Problem statement:
Repeat the entries. Each one must match exactly.

[Component data from apps and pages]
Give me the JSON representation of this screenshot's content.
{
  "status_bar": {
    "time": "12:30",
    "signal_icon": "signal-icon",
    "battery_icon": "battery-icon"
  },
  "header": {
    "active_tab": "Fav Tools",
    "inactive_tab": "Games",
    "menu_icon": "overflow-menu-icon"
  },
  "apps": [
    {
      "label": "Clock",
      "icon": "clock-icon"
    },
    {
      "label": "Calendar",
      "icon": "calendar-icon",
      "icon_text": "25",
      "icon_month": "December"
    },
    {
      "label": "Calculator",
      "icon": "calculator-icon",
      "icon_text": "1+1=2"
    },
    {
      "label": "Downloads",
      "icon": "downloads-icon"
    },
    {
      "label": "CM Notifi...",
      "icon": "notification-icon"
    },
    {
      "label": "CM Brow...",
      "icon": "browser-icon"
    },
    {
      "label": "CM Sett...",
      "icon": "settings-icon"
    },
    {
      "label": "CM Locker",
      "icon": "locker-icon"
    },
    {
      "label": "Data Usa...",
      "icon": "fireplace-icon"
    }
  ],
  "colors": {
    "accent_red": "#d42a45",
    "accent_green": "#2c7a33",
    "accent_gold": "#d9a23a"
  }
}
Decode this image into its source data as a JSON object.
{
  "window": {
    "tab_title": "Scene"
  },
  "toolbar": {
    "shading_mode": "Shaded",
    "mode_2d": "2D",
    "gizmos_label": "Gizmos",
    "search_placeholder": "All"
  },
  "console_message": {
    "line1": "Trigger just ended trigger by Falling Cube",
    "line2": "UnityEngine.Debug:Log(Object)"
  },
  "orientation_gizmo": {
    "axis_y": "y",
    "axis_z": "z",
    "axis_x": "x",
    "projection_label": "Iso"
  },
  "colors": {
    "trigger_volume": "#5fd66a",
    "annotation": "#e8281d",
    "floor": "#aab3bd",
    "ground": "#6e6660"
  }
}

Output below:
Give me the JSON representation of this screenshot's content.
{
  "status_bar": {
    "time": "12:30",
    "signal_icon": "signal-icon",
    "battery_icon": "battery-icon"
  },
  "header": {
    "active_tab": "Fav Tools",
    "inactive_tab": "Games",
    "menu_icon": "overflow-menu-icon"
  },
  "apps": [
    {
      "label": "Clock",
      "icon": "clock-icon"
    },
    {
      "label": "Calendar",
      "icon": "calendar-icon",
      "icon_text": "25",
      "icon_month": "December"
    },
    {
      "label": "Calculator",
      "icon": "calculator-icon",
      "icon_text": "1+1=2"
    },
    {
      "label": "Downloads",
      "icon": "downloads-icon"
    },
    {
      "label": "CM Notifi...",
      "icon": "notification-icon"
    },
    {
      "label": "CM Brow...",
      "icon": "browser-icon"
    },
    {
      "label": "CM Sett...",
      "icon": "settings-icon"
    },
    {
      "label": "CM Locker",
      "icon": "locker-icon"
    },
    {
      "label": "Data Usa...",
      "icon": "fireplace-icon"
    }
  ],
  "colors": {
    "accent_red": "#d42a45",
    "accent_green": "#2c7a33",
    "accent_gold": "#d9a23a"
  }
}
Decode this image into its source data as a JSON object.
{
  "window": {
    "tab_title": "Scene"
  },
  "toolbar": {
    "shading_mode": "Shaded",
    "mode_2d": "2D",
    "gizmos_label": "Gizmos",
    "search_placeholder": "All"
  },
  "console_message": {
    "line1": "Trigger just ended trigger by Falling Cube",
    "line2": "UnityEngine.Debug:Log(Object)"
  },
  "orientation_gizmo": {
    "axis_y": "y",
    "axis_z": "z",
    "axis_x": "x",
    "projection_label": "Iso"
  },
  "colors": {
    "trigger_volume": "#5fd66a",
    "annotation": "#e8281d",
    "floor": "#aab3bd",
    "ground": "#6e6660"
  }
}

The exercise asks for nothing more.